I recently presented at the AFP Indiana Conference (Association of Fundraising Professionals), and my session (“Changing Organizational Culture to Embrace the Social Web”) was outdrawn by a concurrent one titled “Creating a Dynamic Board that Can Fundraise.” Anything dealing with building a better board – for effective fundraising in particular – always promises to fill the seats. Successful board development seems to be elusive for so many institutions.
I had the pleasure of hearing Chuck Loring present in Muncie, Indiana, earlier this fall thanks to the Indiana Nonprofit Resource Network. I had last heard him in 2006 in Columbus, Indiana. In my opinion, Chuck is as good as it gets on this topic. He is Senior Partner at Loring, Sternberg & Associates and Senior Governance Associate for BoardSource. Chuck was kind enough to participate in my latest edition of “5 questions.”
1. You often speak about boards that create and support a “fundraising culture.” We all want this. How do we get there?
Boards that create and support a culture of fundraising do it intentionally. This is a topic I could discuss for far too long, so here are the key considerations:
- while recruiting board members, be honest about the boards responsibility in fundraising
- provide education and training to the board in fundraising throughout the year
- prioritize fundraising on the board agenda
- make sure fundraising is a board responsibility, not the Development Committee’s responsibility
- provide adequate staff support for board fundraising
- appoint a strong Development Committee
- be certain the Chair understands his/her role in fundraising leadership
2. For those board members who shy away from fundraising, what are successful strategies for educating them about the “process” of fundraising?
After years of training and educating board members about fundraising, I am totally convinced 90 percent of nonprofit board members have no clue about the fundraising process or about how they can actually be useful. Boards who have not done good fundraising education/training with their members need at least a three-hour session to start the process and then lots of follow-up.

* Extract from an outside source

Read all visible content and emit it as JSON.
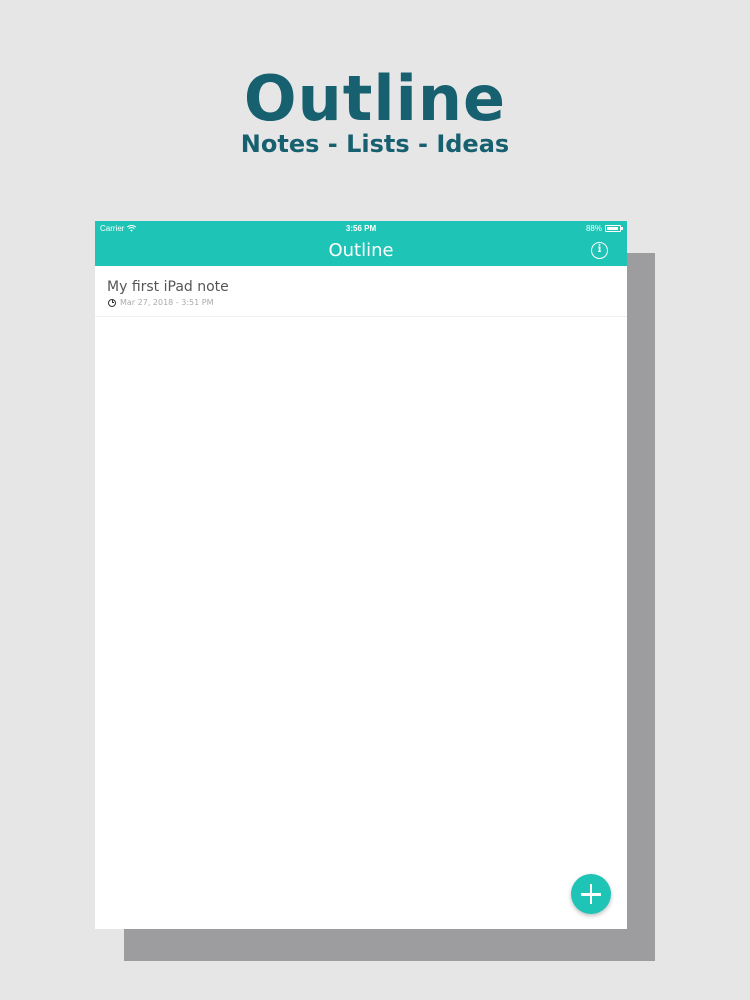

3. Sometimes a discussion about fundraising with a board can lead to ideas about yet another special event. Where should special events fit into the overall fundraising strategy?
Board members need to know that events are part of the process of development; they are not “the” process. Events can be used successfully to cultivate new friends, steward existing friends, and raise community awareness. An event can be a huge success and never raise a dime. Organizations need to know why they are having an event and how it fits into building and maintaining relationships with donors.
4. Do you see specific ways that nonprofits are leveraging the social web to empower their boards and their organizations?
Lots of organizations are doing many things on the web – some productive and some less productive. I like to remind folks that all our new communication tools are just that – new tools. They have not replaced the old tools. We are finding that the more we use the new tools, and sometimes overuse the new tools, they are becoming less effective. Research shows the nonprofit click through rate has dropped to around 5 percent. How many email blasts and email newsletters can one person read? The verdict is still out in my opinion. Web sites however are very important. They need to be current, information rich, and easy for donors to use when looking for information about your organization.
5. Is there a particular book that would you recommend to nonprofit colleagues?
I think The Artful Journey is a good read and very thoughtful. Adrian Sargeant’s Building Donor Loyalty is more of an academic read, but he brings up some great points. Dan Pallotta’s book Uncharitable I found very stimulating. He brings up many excellent points that impact the entire nonprofit sector.